About this exercise =>
The listing below is the input. Say how many of its lines contain "Stop", giving the number alone.
★ ★ ★ ★
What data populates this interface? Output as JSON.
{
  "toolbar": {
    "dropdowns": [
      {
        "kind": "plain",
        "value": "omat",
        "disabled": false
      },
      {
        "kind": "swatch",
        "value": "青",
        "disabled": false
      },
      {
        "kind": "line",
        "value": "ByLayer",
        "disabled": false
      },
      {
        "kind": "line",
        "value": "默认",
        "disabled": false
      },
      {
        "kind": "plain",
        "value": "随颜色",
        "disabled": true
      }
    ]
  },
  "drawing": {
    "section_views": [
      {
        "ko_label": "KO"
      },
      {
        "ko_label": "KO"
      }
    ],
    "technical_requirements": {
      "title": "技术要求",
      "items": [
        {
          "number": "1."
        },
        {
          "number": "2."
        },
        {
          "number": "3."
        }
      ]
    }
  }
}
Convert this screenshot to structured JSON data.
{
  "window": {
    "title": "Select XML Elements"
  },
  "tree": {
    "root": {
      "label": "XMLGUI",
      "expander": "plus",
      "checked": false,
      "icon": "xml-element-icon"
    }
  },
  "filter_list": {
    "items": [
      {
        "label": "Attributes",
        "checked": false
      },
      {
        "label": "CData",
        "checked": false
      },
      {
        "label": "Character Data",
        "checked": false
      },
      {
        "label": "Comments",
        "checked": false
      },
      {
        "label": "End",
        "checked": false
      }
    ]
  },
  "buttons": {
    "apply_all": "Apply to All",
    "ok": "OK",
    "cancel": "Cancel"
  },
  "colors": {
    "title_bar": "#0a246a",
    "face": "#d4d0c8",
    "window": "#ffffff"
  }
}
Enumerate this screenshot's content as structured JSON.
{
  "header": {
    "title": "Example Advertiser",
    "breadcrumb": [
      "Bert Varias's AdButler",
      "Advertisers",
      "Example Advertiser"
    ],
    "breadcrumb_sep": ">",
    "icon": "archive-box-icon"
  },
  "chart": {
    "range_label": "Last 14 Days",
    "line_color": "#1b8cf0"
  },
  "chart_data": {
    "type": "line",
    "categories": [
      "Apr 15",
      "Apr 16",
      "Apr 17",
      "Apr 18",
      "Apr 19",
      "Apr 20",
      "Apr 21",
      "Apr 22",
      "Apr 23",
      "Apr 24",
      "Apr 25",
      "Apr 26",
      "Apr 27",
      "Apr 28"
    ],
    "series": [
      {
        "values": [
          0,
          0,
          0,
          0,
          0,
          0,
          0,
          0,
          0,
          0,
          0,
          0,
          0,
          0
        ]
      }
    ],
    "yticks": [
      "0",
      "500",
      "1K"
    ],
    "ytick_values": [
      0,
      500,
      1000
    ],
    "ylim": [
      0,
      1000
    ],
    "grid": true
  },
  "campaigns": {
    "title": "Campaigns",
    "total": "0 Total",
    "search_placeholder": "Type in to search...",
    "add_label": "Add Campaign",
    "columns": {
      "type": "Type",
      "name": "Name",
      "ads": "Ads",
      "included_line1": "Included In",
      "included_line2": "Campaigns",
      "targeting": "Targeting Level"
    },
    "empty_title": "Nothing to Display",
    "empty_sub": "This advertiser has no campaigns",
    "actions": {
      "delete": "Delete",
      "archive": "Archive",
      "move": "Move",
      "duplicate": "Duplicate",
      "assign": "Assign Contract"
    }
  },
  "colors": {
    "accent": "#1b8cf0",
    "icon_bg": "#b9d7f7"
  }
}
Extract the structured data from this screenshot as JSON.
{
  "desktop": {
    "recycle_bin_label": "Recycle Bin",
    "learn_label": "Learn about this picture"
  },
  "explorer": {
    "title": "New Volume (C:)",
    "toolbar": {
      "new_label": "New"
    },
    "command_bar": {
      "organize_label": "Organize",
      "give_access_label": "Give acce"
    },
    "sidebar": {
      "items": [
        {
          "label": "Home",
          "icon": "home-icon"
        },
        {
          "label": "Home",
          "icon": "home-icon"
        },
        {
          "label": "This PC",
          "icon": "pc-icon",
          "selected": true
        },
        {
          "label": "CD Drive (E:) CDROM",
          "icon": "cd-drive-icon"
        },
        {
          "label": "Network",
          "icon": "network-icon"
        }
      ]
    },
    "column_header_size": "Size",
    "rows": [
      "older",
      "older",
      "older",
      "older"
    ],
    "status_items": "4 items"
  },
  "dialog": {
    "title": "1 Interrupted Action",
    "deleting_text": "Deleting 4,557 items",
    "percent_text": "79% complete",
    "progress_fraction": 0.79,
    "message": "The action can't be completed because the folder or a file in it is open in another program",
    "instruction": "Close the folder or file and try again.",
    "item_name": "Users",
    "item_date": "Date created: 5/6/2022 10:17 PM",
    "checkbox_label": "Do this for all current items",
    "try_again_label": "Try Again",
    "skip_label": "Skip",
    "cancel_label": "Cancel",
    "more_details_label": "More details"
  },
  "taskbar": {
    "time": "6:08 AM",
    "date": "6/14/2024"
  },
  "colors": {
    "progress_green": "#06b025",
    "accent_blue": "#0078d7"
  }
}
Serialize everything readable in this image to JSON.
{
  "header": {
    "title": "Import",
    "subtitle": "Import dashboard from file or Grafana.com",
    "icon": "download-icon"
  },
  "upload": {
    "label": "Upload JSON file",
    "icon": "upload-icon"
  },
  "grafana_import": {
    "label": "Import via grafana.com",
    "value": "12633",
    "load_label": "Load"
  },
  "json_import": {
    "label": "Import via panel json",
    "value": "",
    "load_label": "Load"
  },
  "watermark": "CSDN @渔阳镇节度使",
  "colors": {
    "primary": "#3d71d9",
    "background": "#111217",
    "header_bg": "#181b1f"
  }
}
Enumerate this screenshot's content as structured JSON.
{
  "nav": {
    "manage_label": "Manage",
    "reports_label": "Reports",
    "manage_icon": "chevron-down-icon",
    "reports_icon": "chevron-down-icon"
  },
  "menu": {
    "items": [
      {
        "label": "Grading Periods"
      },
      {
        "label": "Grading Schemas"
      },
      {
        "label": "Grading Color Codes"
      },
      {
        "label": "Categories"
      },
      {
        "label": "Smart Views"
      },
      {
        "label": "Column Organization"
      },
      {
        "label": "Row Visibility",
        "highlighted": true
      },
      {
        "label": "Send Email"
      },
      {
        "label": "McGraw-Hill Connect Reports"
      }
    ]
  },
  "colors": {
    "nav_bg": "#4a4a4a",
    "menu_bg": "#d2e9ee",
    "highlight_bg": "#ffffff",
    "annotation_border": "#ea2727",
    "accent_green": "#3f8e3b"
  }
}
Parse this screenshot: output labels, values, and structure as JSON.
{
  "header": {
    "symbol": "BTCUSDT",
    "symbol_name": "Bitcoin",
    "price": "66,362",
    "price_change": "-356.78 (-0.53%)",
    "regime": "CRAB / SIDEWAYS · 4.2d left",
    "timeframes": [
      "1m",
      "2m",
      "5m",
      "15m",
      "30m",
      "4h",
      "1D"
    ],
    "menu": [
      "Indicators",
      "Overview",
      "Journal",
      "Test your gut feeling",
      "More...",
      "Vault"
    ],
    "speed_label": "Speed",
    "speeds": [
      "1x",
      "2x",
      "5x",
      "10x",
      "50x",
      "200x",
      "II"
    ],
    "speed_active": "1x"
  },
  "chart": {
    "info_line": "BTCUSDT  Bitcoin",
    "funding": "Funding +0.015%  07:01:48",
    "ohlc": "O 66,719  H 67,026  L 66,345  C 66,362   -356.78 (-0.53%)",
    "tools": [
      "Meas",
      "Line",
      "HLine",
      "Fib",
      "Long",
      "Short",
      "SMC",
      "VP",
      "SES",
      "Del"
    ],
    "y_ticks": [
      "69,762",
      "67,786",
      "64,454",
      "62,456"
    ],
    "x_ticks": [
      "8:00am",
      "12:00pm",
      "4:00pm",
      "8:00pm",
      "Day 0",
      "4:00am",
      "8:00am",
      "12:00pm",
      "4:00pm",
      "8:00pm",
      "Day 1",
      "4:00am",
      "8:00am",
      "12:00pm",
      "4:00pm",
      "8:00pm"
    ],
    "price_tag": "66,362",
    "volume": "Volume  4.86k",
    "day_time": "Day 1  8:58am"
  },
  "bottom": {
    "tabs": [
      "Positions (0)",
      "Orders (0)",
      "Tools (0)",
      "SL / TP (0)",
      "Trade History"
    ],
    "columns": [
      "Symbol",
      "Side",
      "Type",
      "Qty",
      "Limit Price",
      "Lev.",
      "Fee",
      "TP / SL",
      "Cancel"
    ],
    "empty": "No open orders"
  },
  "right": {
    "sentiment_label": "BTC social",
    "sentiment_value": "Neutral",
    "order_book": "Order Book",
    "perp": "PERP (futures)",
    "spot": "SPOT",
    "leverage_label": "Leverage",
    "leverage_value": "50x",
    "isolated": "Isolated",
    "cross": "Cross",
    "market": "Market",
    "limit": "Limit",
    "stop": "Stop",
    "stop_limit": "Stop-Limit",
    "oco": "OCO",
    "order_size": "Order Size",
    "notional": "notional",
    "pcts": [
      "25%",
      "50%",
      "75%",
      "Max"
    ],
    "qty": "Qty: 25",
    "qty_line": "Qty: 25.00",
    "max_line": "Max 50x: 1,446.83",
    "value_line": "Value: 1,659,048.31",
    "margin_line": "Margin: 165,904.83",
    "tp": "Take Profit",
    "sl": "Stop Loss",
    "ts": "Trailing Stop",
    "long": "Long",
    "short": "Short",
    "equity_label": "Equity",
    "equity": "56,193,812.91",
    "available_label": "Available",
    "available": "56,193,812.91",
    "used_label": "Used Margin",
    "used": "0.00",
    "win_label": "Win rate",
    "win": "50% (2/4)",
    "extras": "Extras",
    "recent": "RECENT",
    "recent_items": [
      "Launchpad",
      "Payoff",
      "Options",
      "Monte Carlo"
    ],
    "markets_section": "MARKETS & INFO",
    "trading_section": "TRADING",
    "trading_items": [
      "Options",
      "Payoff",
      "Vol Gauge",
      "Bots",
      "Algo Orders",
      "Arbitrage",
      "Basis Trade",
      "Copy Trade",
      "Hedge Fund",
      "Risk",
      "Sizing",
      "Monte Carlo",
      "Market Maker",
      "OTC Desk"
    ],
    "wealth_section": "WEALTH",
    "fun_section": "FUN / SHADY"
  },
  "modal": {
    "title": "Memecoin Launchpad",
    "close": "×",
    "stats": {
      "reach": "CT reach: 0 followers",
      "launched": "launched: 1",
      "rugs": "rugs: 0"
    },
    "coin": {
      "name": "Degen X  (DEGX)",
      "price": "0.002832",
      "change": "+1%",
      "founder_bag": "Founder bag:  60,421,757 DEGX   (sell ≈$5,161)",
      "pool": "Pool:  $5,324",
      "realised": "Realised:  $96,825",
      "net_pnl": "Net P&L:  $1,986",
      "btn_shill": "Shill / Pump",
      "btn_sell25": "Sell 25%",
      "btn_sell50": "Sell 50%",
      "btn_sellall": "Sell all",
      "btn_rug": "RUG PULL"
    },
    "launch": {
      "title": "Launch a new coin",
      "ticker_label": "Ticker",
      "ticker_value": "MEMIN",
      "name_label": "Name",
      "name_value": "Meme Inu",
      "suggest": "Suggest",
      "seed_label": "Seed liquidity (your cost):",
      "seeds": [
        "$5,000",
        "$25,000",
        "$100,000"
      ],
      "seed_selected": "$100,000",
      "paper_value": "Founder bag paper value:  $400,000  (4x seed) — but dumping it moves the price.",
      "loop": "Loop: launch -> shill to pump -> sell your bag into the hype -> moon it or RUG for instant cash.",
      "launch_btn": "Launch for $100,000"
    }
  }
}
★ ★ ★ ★
Exercise answer =>
4